As self-sufficiency is no longer an option for China, a dual food security strategy is emerging which aims to utilise both domestic and international resources.
ENSURING BASIC food self-sufficiency has been the long-standing policy for China’s food security strategy. Yet, as its domestic food production is increasingly falling short of the country’s rising demand as a result of population growth, rapid economic development and urbanisation, self-sufficiency alone is no longer an option for China.
China is gearing up to the rising pressure to feed its increasingly affluent population. On the one hand, it still considers domestic food production the cornerstone of its food security strategy, and is determined to boost the country’s domestic food production. On the other hand, China is turning to international sources to meet rising domestic food demand, especially in its quest to achieve cereal self-sufficiency.
Boosting domestic food production
Investing in agricultural technology is considered a key to China’s food security problems. It will increase investment and subsidies for the agricultural technology sector to improve land yield, resource efficiency and labour productivity. China has also been investing heavily in water and other rural infrastructure to increase its overall domestic food production.
In addition, China is consolidating its land use while nurturing professionalism in farmers to quicken the country’s agricultural modernisation process.
Confronted with limited land and water resources, China is turning towards its “blue lands”, including its territorial waters and EEZs, for food. At the recent 18th Party Congress Chinese leaders pledged that they would enhance China’s capacity for exploiting marine resources. Inspired by the strong commitment from the top, Chinese officials and marine experts advocate that the country’s food system be more maritime-based. Development of aquaculture and offshore fishing is being prioritised.
Utilising overseas agricultural resources
Domestic production alone, however, is insufficient to meet the country’s rapidly rising demand, forcing China to gradually look outward for food. This outward-looking food security approach has four major aspects:
Firstly, Beijing will import more food from the international market. In the coming years, not only imports of soybeans, cotton, edible crops, sugar, dairy and other agricultural products will rise, more cereal, particularly maize, will also be imported from the international market. To secure its food sources from overseas, and ensure stability in its food supply, China has been enhancing its agricultural trade ties with major food exporters, signing agricultural agreements with countries such as the United States, Canada, Thailand, Argentina and Australia.
Secondly, China has become a major player in purchasing or leasing land in foreign countries for agricultural production. Given the unreliability of the international food trade, China is increasingly concerned that over-reliance on the international grain market could undermine its food security. Hence, Beijing intends to boost the country’s food supply by expanding its agricultural operations overseas.

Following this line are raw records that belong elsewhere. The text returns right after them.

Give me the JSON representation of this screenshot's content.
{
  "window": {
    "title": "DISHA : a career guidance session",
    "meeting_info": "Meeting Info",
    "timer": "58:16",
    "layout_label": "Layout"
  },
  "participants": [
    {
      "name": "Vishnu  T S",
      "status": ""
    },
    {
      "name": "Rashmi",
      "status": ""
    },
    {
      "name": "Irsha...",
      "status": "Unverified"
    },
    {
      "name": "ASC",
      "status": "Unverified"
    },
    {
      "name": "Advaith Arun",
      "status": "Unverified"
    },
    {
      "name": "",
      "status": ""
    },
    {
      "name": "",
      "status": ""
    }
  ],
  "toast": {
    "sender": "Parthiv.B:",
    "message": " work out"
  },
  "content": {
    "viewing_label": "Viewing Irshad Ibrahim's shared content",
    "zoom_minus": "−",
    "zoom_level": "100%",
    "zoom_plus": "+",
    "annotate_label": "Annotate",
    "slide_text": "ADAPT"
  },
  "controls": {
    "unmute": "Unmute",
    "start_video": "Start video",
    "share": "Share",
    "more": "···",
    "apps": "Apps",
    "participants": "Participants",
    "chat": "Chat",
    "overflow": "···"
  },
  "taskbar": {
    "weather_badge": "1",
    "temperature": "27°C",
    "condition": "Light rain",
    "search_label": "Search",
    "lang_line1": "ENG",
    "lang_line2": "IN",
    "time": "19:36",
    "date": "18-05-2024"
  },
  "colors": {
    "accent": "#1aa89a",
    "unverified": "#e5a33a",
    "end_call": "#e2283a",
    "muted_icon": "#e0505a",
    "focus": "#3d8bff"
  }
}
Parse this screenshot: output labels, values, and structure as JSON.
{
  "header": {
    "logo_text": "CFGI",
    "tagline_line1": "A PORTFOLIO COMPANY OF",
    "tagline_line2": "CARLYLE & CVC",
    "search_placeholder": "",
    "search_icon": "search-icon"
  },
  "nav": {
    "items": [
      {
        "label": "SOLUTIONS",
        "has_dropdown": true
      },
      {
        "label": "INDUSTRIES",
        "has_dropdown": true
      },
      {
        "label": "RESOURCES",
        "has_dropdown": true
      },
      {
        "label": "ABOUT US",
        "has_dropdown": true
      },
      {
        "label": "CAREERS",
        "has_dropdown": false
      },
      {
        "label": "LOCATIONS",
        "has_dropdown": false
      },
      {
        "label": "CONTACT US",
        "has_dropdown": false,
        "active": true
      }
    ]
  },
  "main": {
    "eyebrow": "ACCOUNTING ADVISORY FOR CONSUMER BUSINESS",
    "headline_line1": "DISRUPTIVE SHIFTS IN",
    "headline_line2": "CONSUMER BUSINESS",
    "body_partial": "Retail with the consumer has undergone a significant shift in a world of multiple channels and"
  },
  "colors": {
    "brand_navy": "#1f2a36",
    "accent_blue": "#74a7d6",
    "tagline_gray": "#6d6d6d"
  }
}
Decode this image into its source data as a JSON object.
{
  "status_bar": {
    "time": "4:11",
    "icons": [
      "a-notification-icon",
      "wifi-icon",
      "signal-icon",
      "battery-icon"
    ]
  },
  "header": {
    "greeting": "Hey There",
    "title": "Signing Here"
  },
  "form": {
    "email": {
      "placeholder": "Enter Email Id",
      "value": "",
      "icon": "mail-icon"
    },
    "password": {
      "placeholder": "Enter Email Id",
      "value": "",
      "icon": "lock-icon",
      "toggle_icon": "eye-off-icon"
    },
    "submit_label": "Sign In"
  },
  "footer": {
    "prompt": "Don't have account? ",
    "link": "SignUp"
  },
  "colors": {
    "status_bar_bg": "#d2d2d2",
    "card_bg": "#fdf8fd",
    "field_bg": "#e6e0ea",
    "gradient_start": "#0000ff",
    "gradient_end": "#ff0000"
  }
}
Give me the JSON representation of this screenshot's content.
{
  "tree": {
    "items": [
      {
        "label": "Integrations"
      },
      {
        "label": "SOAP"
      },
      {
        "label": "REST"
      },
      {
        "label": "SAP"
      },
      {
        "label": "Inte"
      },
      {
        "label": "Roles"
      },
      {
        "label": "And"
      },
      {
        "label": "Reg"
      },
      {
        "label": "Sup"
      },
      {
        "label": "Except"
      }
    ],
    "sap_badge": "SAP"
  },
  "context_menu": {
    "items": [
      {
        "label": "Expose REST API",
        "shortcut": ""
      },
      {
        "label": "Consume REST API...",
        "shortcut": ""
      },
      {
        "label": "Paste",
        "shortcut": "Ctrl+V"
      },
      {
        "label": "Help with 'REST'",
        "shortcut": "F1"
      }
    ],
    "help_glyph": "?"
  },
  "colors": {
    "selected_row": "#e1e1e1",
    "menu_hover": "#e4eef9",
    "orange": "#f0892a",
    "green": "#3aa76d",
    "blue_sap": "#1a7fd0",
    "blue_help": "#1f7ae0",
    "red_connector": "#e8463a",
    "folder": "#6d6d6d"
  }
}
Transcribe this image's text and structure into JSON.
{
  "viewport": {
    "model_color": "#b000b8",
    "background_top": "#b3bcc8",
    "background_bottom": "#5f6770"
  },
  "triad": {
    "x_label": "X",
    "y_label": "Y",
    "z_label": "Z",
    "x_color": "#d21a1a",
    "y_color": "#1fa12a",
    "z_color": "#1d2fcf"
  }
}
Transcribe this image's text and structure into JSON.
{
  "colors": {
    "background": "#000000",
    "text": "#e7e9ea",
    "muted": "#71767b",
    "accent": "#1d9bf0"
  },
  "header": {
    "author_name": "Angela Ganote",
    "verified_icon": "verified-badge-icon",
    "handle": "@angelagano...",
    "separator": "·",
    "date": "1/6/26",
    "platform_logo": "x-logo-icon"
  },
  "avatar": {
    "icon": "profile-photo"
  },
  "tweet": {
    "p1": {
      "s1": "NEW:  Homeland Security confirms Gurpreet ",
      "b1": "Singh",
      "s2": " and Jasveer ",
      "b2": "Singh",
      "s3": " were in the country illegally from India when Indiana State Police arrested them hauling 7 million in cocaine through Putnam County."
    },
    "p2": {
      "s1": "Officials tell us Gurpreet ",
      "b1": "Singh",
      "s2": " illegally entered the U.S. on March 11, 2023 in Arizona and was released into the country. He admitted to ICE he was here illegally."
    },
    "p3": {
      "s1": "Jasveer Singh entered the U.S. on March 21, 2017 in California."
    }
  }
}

The Chinese government has issued a raft of policies and regulations, offering support and guidance in terms of financial subsidies and concessions to Chinese enterprises investing in overseas agricultural projects. According to a study done by the grain industry in February 2012, China has acquired over 3.5 million hectares of land overseas in recent years.
Thirdly, China aims to strengthen global food security. As the most populous country in the world and a major food trader, China’s food security is highly dependent on global food trade and global food security. For this reason, Beijing recognises that the country has the responsibility to contribute to global food security given its rising influence and growing economic might. Strengthening global food security is seen as a critical means to safeguard the China’s own food security.
Scholars like Lester Brown claimed that an increasingly affluent China would starve the world. Such ideas aggravated the “China threat” narrative in global food security. Therefore, by contributing to global food security, China would help defuse this “China threat” narrative and create a more favourable international environment for its overseas agricultural expansion.
Apart from providing agricultural assistance to developing countries to enhance their agricultural production, China is emerging as a major donor of food in the world. In 2011 when the food security situation exacerbated in East Africa, China provided close to US$ 70 million worth of food aid to help those countries combat hunger.
Meanwhile, China is increasingly willing to cooperate with other countries on food security issues. At various international forums, Chinese leaders have called for cooperation among international communities on global food security. China also firmly supports the establishment of regional and international strategic food reserves.
Fourthly, as it relies more and more on the international market for food and as its overseas agricultural investment surges, Bejing is showing greater interest in reshaping international trade and investment rules. In particular, China considers the deadlock of the Doha Round of trade talks a main barrier to global agricultural trade liberalisation, which could potentially threaten the country’s food trade and thus food security. Significantly, China is taking steps to push for a successful conclusion of the Doha Round.
To coordinate China’s outward strategy for its food security, Beijing has formed a working group consisting of ten ministries from agriculture and foreign affairs to commerce and finance. In this increasingly globalised world and deepening division of labour, food self-sufficiency is not a practical and efficient approach to any country’s food security.
In the case of China, which is facing severe shortage of land and water resources, food self-sufficiency is no longer an option. As China moves beyond food self-sufficiency, its integration into the global food system is inevitable. This brings both opportunity and challenges to global food security.
About the Author
Zhang Hongzhou is a Senior Analyst with the China Programme at the S. Rajaratnam School of International Studies (RSIS), Nanyang Technological University.
Last updated on 18/09/2014